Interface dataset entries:
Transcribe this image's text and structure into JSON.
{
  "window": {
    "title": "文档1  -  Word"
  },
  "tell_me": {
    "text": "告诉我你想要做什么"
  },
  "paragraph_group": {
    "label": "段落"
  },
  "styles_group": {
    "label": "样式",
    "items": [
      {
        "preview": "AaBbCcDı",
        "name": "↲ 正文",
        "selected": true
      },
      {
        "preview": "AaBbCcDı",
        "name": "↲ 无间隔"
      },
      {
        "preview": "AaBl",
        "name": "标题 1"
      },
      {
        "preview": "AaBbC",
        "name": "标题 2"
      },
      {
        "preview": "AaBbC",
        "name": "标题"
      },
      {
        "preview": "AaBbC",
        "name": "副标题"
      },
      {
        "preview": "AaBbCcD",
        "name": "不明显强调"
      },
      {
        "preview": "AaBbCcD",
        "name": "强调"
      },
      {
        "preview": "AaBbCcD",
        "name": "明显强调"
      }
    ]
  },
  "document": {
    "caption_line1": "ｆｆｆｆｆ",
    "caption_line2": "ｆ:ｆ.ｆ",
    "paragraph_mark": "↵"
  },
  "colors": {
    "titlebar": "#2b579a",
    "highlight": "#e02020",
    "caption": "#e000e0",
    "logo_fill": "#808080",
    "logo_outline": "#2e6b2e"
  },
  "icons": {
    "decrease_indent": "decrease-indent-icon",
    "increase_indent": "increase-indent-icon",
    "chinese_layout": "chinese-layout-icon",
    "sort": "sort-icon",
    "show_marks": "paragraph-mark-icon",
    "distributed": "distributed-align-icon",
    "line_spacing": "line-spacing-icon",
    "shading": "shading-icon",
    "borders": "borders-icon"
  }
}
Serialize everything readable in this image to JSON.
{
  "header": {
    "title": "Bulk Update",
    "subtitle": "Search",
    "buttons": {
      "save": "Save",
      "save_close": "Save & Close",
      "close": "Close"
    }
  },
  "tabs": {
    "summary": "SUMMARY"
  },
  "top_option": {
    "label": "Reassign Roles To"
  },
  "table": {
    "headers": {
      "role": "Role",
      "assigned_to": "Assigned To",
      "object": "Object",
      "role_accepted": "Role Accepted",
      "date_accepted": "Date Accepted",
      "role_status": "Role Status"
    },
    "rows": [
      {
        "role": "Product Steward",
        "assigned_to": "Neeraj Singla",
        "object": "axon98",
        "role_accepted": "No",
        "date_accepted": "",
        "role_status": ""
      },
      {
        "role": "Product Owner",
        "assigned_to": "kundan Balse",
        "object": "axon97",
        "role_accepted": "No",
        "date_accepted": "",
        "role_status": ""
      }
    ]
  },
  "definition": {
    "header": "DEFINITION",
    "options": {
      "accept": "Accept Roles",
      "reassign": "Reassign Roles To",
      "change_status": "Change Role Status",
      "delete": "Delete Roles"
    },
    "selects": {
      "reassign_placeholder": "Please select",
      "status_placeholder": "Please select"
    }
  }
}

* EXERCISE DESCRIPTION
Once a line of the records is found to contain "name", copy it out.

* TASK ANSWER
        "name": "↲ 正文",
        "name": "↲ 无间隔"
        "name": "标题 1"
        "name": "标题 2"
        "name": "标题"
        "name": "副标题"
        "name": "不明显强调"
        "name": "强调"
        "name": "明显强调"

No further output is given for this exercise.